As we have explained, the fruits of the Seven Species are those mentioned in the verse. Any fruit mentioned earlier in the verse has priority, for it is more important. Thus, if one has figs and grapes in front of him, one should recite a blessing on the grapes first, for they are mentioned in the verse before figs.
Besides for this, there is another kind of priority given to any fruit closer to the word “land” in the verse. This means that the Torah states: “A land of wheat and barley, grapevines, figs, and pomegranates; a land of olive oil and honey”. The word “land” is mentioned twice in this verse.
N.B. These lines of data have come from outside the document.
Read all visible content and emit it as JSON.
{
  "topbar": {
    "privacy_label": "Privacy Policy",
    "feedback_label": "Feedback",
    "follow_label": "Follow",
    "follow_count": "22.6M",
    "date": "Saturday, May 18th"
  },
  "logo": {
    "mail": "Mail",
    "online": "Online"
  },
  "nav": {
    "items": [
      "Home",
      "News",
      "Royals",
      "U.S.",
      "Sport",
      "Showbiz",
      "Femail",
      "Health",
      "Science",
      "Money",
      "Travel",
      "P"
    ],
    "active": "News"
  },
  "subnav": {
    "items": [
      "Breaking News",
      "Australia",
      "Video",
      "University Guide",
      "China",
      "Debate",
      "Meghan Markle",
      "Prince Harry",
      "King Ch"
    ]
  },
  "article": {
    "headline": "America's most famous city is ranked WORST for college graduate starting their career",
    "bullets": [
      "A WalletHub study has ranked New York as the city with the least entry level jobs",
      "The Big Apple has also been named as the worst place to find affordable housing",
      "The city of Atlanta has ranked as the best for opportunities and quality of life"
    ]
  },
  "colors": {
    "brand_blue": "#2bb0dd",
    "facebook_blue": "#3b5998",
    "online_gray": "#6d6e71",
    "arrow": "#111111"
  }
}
If so, the fruit of the “olive” is mentioned first after the word “land” (“a land of olive oil”) while the fruit of the “grapevine” is mention third after the word “land” (“A land of wheat and barley, grapevines”). Thus, if one has olives and grapes in front of him, one must recite the blessing on the olives first, for they are closer to the word “land” in the verse, as opposed to grapes which are further away from the word “land” and so, they are of lesser importance.
Just as olives precede grapes, similarly dates precede grapes as well, for dates are written second after the word “land” (“a land of olive oil and dates”) while grapes are only mentioned third after the first “land” in the verse (“A land of wheat and barley, grapevines”). For the same reason, dates take precedence over figs and pomegranates for the importance of a fruit is measured by its proximity to the word “land” in the verse.
Summary: This is the order of precedence regarding blessing on foods of the Seven Species: The “Hamotzi Lechem Min Ha’aretz” precedes all other blessings. (It is for this reason that we cover the bread during Kiddush on Shabbat and Yom Tov, for we wish for it to appear that there is no bread before us so that we may recite the blessing on the wine first since all of the laws of precedence regarding blessings applies only when both foods are in front of the individual and one wishes to partake of both of them; however, one need not wait until the food which takes precedence is brought before him.) Following this is the “Boreh Minei Mezonot” blessing. Bread or cakes made from wheat flour takes precedence over those made from barley flour since wheat is mentioned earlier in the verse. Following this in the order of precedence is the “Boreh Peri Ha’etz” on olives, then dates, then grapes, then figs, then pomegranates, followed by all other types of fruit. One “Boreh Peri Ha’etz” blessing is sufficient to exempt all of the fruits one plans on eating currently.